According to a report from Live Science, scientists unearthed a 6.2 million year old fossil that turned out to be the largest otter ever on record. This impressive animal was revealed to be two times larger than today's South American giant sea otter and four times larger than the Eurasian otter.
The fossil was discovered back in 2010. It was nearly a complete skull when Chinese and American scientists found it in the Shuitangba quarry in southwestern China.
Lead researcher of the study Xiaoming Wang explained that this prehistoric otter - now extinct - is bigger than all of the other otter species that survived. Wang is also a curator of vertebrate paleontology at the Natural History Museum of Los Angeles County in California.

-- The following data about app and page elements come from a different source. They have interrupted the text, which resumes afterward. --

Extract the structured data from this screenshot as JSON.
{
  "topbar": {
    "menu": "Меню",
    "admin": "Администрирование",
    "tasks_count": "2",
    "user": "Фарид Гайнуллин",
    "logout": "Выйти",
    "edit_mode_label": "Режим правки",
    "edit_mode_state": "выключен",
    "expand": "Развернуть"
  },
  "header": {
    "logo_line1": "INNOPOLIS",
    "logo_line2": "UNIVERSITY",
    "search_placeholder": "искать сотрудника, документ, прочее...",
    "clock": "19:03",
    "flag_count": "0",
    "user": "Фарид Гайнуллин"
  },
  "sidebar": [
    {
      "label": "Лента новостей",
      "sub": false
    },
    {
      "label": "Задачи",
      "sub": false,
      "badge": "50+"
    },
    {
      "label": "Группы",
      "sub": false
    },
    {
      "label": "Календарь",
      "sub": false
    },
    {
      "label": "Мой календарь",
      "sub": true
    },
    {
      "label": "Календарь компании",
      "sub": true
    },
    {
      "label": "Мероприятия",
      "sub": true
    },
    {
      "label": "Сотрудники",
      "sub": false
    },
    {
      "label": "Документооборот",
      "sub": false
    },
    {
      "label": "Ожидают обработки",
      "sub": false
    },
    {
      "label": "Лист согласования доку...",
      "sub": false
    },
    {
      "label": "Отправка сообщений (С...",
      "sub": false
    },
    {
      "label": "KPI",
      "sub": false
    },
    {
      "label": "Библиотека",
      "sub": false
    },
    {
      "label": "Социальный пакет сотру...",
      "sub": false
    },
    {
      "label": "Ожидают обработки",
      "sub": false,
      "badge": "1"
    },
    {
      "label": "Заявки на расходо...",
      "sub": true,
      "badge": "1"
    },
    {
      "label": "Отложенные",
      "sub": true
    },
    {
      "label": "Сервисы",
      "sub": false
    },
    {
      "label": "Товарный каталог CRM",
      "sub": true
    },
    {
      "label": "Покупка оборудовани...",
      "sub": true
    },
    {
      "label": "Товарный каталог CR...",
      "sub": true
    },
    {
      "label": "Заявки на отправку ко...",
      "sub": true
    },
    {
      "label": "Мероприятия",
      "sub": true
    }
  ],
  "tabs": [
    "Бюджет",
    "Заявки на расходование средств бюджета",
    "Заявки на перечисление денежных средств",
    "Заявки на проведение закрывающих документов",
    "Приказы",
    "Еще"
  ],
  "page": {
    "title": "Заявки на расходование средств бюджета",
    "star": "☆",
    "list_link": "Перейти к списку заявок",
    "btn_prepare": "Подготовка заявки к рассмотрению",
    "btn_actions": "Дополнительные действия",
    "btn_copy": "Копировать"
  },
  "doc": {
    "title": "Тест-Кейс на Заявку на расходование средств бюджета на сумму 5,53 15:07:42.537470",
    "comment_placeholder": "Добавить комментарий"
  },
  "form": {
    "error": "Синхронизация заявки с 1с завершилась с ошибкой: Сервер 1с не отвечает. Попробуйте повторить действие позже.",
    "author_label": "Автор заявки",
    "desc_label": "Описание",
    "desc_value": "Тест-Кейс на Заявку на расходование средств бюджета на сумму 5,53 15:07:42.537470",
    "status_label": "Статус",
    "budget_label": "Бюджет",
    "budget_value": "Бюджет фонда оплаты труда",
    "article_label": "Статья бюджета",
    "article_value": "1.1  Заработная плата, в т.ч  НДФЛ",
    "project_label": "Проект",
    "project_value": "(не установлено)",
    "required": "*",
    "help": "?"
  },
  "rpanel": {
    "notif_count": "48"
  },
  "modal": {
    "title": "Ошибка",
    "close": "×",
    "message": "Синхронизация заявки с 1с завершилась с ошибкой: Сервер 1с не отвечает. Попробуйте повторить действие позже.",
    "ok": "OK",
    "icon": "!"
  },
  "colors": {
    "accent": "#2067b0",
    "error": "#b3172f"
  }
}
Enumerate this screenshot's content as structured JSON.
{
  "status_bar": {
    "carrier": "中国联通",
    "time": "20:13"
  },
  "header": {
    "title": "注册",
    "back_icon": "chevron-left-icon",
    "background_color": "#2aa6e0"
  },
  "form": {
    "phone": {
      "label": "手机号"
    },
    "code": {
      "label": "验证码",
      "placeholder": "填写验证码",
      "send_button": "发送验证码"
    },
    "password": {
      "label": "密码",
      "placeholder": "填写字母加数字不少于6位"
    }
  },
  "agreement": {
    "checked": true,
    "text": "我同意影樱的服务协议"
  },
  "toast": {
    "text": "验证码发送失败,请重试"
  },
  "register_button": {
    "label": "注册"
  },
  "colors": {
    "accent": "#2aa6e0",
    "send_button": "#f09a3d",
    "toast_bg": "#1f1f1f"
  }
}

"The skull was unlike [that of] any other animals found so far, and that's when we realized that this is something unique and important," he added, then shared the challenges that came with the millions-year-old remains. "Because the skull was preserved in soft brown coal, it has been badly crushed into a pancake-like shape during the compaction of soft sediments."
In 2015, additional bones of the same species were found in the quarry. These included lower jaws, limbs and teeth.
Eventually, the team was able to piece together the arts and create a more complete picture of what they call the "obscure" species. Named the Siamogale melilutra, the extinct otter was part of one of the most primitive lineages that can be traced to at least 18 million years ago.
Interestingly enough, the size of this animal is somewhat surprising as many carnivores that evolve to be this large did so to subdue prey. Instead, the S. melilutra ate mollusks, although their powerful jaws were probably useful in cracking clam shells. Modern otters use tools like sharp rocks, but their ancient cousins may have been able to feed without extra help.
The new study was published online in the Journal of Systemic Paleontology.